What Polls Say About Lindsey Graham vs Jaime Harrison With 3 Weeks Until the Election

With less than three weeks until the November 3 election, the race for South Carolina's Senate seat shows Democratic candidate Jaime Harrison polling slightly behind the 17-year incumbent, Senator Lindsey Graham.

According to the most recent poll conducted by Morning Consult between October 2 and 11, 48 percent of likely voters said they would vote for Graham if the election were held today, compared to the 42 percent who chose Harrison.

The poll, however, marks the widest lead Graham has had over his challenger in several months. The Cook Political Report, which rates election races in each state and analyzes the vulnerability of Senate races, changed South Carolina's Senate election to be a toss-up, meaning that either party has a good chance of winning.

Graham has served as a senator for the traditionally red state since 2003, but several polls have shown Harrison tied in popularity.

Graham held his widest lead over the Democratic candidate in February, when a Marist College poll found that Graham received 54 percent of voters' support compared to Harrison's 37 percent.

In late May, Harrison and Graham appeared tied. According to a Civiqs poll, each candidate had the backing of 42 percent of registered voters. Two months later, between July 24 and August 2, Graham slipped one point ahead of Harrison in a Morning Consult poll. Among the 741 likely voters polled, 44 percent chose Graham while 43 percent picked Harrison.

Polls conducted throughout September continued to show the candidates either tied or one of them just slightly ahead. Harrison saw his most recent lead over Graham between September 8 and 17, when a Morning Consult poll found that 48 percent of likely voters said they would cast their ballots for him, compared to the 45 percent who chose Graham.

Lindsey Graham 10/13
Committee chairman U.S. Sen. Lindsey Graham (R-SC) listens as Supreme Court nominee Judge Amy Coney Barrett testifies before the Senate Judiciary Committee on the second day of her Supreme Court confirmation hearing on Capitol Hill on October 13, 2020 in Washington, DC. Jim Lo Scalzo-Pool/Getty

Harrison, former chair of the South Carolina Democratic Party, rose to national prominence last December after a Post and Courier poll showed him within two points of the longtime incumbent.

The Democrat has since run an impressive campaign, collecting a record-breaking $57 million in fundraising from July through September, Harrison's team announced last week.

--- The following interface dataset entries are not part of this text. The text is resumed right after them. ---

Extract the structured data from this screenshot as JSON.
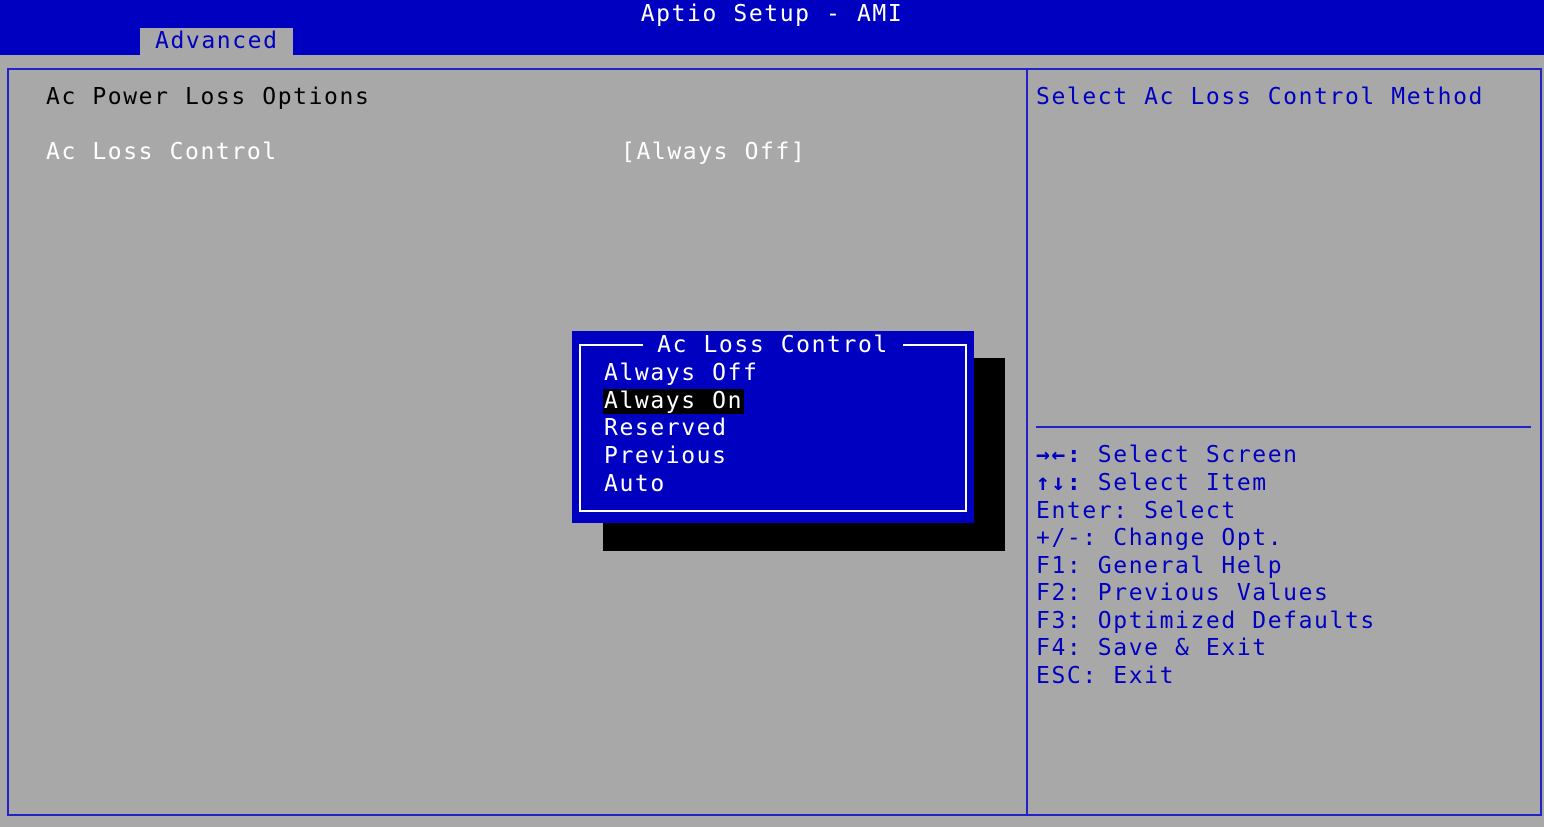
{
  "header": {
    "title": "Aptio Setup - AMI",
    "active_tab": "Advanced"
  },
  "main": {
    "section_title": "Ac Power Loss Options",
    "setting": {
      "label": "Ac Loss Control",
      "value": "[Always Off]"
    }
  },
  "help": {
    "description": "Select Ac Loss Control Method",
    "keys": [
      {
        "key": "→←:",
        "action": "Select Screen"
      },
      {
        "key": "↑↓:",
        "action": "Select Item"
      },
      {
        "key": "Enter:",
        "action": "Select"
      },
      {
        "key": "+/-:",
        "action": "Change Opt."
      },
      {
        "key": "F1:",
        "action": "General Help"
      },
      {
        "key": "F2:",
        "action": "Previous Values"
      },
      {
        "key": "F3:",
        "action": "Optimized Defaults"
      },
      {
        "key": "F4:",
        "action": "Save & Exit"
      },
      {
        "key": "ESC:",
        "action": "Exit"
      }
    ]
  },
  "popup": {
    "title": "Ac Loss Control",
    "options": [
      "Always Off",
      "Always On",
      "Reserved",
      "Previous",
      "Auto"
    ],
    "selected": "Always On"
  },
  "colors": {
    "bios_blue": "#0000c0",
    "background_gray": "#a8a8a8",
    "frame_blue": "#2222c8",
    "text_white": "#ffffff",
    "highlight_black": "#000000"
  }
}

His fundraising total now stands at $86 million, an all-time record in South Carolina politics.

Graham has resorted to publicly appealing to voters for money to help him secure a fourth term in office.

"A lot's at stake in this election," said Graham, a strong supporter of President Donald Trump, during a Monday interview with the Fox News morning show Fox & Friends.

"If Republicans hold the Senate, guys, I'll be the budget chairman. If Democrats take over the Senate, the budget chairman will be Bernie Sanders. Lindsey Graham dot com. Help me. Help yourself by helping me," the GOP senator said.

The two candidates recently sparred over the format of their upcoming debate, with Harrison requesting that Graham take a COVID-19 test before they appeared in a head-to-head match.

Graham refused, and the debate format was changed so that both candidates were questioned for 30 minutes each on a range of issues. Topics included the coronavirus pandemic and police brutality, to which Graham made some controversial remarks.

"Do I believe that our cops are systemically racist? No. Do I believe that South Carolina is a racist state? No," he said. "To young people out there, of color, to young immigrants, this is a great state, but one thing I can say without any doubt, you can be an African American and go to the Senate, you just have to share the values of our state.

"If you're a young African American or an immigrant, you can go anywhere in this state, you just need to be conservative, not liberal," Graham said.

Harrison, who is Black, also spoke about race and law enforcement. The Democrat said he believed in having a national standard for police use of force and demilitarizing police, but he said he did not back defunding the police.

"There are some bad apples in the system that need to be rooted out. We need to bring some accountability to the system," Harrison said.